Profits and profits alone motivated them. And together with their worldwide competitors, they set about fixing prices, artificially allotting production quotas and setting price to boost their profits on the backs of working men and women around the world.

By the way, the ADM story is perfectly counterpointed in Michael Moore’s latest, “Capitalism.”

Matt Damon captures the insane mindset of Mark Whitacre who wanted to expose ADM for some weird amalgam of moral sensitivity, greed and an ambitious dream to be the heroic savior, and eventual head, of ADM.

Lucas McHugh Carroll brilliantly captures the naiveté of Whitacre’s Midwest wife – a decent sort of woman, but unable to push her way through the tangled web of wealth and comfort. She defends her husband to the end.

One of the saddest pieces of the story (both the book and the film) is how the ADM sharks (attorneys) set out to destroy the case by going after the FBI agents driving the investigation – one of whom is played by Scott Bakula who carefully captures this earnest young agent with a keen sense of justice and doing it right. But in a world of sharks, even the good are eaten alive.

As part of the shifting landscape in America, as we discover how evil the world created by Reagan and deregulation, how the big boys have looted the economy and pillaged the public good, “The Informant” tells one critical piece of the story. That all of this stuff could happen in America boggles the mind, but the America we know today is a far cry from the America envisioned by the Founding Mothers and Fathers, and a million miles away from the social victories won by FDR for The People, yes, the People.

Worth seeing?

For sure! But if you want to wait for Netflix, go ahead.


It’s a lot of fun, and I love Woody Harrelson in his devil-may-care, toughg-guy role as one of the few human beings alive who isn’t interested in eating another human being; what he craves above all else is Twinkies, and, excuse me, Snowballs won’t do – he doesn’t like coconut – it’s not the flavor, just the texture.

The second role goes to Jesse Eisenberg who does his usual, but brilliant, young Woody Allen fussbudget, angst-driven nerd who survives with a long list of rules, such as “double tap” (you’ll have to see the movie) and “never be a hero.”

Their counterpart is played well by Emma Stone and Abigail Bresslin as two clever, survival-bent sisters, on their way to a west coast amusement park rumored to be free of zombies. While Harrelson plays by his brawn, Eisenberg by his caution, the girls play by their wits and take advantage of male gullibility (sorry guys, that’s the way it is).

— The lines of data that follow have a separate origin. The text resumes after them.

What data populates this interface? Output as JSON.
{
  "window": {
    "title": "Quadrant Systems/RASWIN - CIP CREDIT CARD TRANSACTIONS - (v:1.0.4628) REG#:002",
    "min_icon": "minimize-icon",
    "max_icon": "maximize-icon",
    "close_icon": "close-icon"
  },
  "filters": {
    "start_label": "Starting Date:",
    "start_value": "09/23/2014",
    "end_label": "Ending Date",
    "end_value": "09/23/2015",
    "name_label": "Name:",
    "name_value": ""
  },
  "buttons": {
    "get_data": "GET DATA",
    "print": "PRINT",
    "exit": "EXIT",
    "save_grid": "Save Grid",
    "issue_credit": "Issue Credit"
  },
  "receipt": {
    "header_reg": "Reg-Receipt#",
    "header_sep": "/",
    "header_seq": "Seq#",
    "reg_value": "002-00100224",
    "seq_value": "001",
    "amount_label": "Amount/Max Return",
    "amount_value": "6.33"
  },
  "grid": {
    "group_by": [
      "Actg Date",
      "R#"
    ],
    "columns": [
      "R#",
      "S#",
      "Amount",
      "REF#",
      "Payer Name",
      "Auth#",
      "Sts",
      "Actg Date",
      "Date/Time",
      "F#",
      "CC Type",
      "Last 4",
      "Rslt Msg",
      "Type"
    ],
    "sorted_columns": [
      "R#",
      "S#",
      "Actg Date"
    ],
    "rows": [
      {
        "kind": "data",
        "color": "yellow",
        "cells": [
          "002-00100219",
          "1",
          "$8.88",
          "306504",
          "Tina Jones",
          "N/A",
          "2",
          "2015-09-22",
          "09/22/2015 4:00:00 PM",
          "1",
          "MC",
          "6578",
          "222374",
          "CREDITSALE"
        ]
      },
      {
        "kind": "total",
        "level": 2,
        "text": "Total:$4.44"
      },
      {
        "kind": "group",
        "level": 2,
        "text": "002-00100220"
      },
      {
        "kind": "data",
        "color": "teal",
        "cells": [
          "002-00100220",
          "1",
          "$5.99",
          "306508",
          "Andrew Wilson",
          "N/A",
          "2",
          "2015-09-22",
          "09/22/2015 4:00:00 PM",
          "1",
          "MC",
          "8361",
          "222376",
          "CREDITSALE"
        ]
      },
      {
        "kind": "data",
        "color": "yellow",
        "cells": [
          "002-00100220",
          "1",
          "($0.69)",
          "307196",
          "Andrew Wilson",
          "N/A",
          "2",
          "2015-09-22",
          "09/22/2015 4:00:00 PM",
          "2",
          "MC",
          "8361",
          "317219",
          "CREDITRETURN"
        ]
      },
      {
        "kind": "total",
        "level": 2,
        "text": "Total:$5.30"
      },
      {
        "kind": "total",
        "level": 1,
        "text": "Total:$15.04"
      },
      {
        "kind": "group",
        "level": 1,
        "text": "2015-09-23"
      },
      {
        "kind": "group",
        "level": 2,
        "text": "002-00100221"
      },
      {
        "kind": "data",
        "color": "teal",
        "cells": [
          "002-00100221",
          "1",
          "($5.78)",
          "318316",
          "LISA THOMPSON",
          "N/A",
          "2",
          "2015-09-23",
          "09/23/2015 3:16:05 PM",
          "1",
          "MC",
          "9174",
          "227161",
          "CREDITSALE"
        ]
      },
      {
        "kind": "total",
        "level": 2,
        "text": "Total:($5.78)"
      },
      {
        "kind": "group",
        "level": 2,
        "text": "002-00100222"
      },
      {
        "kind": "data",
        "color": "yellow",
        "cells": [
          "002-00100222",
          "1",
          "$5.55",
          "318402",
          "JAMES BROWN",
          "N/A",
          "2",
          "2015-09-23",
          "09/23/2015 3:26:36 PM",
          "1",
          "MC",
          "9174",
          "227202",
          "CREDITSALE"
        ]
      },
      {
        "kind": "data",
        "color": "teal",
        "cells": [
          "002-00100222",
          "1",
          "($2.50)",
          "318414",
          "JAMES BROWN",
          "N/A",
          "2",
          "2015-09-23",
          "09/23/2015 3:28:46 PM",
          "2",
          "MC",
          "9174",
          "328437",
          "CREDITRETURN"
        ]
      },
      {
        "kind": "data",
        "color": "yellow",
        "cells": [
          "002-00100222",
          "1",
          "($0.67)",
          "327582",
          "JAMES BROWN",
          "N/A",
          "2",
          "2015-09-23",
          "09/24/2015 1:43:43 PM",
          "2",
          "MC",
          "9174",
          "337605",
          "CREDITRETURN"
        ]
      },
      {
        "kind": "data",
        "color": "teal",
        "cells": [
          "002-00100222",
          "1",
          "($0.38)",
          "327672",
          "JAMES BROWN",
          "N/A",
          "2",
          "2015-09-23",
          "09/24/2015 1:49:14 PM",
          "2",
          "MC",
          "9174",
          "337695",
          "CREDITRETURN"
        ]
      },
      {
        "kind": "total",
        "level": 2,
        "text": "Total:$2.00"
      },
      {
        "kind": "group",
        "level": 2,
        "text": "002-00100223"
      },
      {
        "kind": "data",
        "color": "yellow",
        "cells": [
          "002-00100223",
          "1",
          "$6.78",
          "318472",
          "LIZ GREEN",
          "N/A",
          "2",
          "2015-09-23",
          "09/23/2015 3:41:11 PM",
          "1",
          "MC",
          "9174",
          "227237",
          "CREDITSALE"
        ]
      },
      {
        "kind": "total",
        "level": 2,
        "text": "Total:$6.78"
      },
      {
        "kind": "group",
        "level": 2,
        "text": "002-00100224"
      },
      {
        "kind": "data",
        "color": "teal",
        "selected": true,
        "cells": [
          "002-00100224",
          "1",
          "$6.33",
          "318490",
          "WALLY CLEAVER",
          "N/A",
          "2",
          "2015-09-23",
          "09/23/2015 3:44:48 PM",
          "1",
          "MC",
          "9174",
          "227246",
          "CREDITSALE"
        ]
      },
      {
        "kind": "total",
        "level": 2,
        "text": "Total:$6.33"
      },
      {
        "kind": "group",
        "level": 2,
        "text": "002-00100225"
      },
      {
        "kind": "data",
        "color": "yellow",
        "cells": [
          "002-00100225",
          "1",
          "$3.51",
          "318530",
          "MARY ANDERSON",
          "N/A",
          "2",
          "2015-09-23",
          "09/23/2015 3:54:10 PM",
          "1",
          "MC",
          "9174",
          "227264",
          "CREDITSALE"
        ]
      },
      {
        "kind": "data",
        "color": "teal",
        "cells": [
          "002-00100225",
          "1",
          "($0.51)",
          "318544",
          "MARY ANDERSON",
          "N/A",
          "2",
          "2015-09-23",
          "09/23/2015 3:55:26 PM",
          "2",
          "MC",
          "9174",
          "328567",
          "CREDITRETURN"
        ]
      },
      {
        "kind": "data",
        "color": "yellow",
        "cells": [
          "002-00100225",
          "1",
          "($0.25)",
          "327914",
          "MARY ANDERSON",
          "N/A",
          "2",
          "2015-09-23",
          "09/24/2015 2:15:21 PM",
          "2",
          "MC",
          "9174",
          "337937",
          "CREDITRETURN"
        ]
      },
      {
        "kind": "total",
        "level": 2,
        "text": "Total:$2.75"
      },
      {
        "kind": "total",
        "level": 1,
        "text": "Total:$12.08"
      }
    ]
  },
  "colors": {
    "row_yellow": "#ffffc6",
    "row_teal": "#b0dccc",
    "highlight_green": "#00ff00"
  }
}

In such a world, there can be no intimacy: so names are never used (with one exception in a rare tender moment), so they’re named after their hometowns, or destinations or whatever: Tallahassee (Harrelson), Columbus (Eisenberg), Little Rock (Breslin) and Wichita (Stone). 

The zombies, shades of every Fifties B movie, are ravenously hungry for human flesh – aren’t they all? And though overwhelming in numbers, they’re easy to kill because of their obsession. Hmmm.

This is, in many respects, your typical road movie, within an apocalyptic world. Will they or won’t they? While the two teams seek to undo one another at first, there grows a grudging realization that they might just do better working together.

The film ends at the amusement park amid a pile of dead zombies, and this reflection from Columbus, “If you don’t have friends, you might as well be a zombie.”

For me, the story is a parable of America – have we become a nation of zombies, devouring one another to satisfy an unending ravenous appetite? Has fear taken such a hold that intimacy is impossible? That names, real names, no longer count? And is there a place free of zombies? A safe place for us?

Technically, the film is well done! What can I say. Of course, it’s a B movie, so don’t press it on details (such as, if the world is now filled with zombies, how can the power grid still be working to light the amusement park and run the rides?)

Sure, it’s light entertainment, but it’s fun to watch with a lot of laughs.

See it in the theater? Yeah, I think so.

And be careful of the zombies – they’ll eat ya’ alive!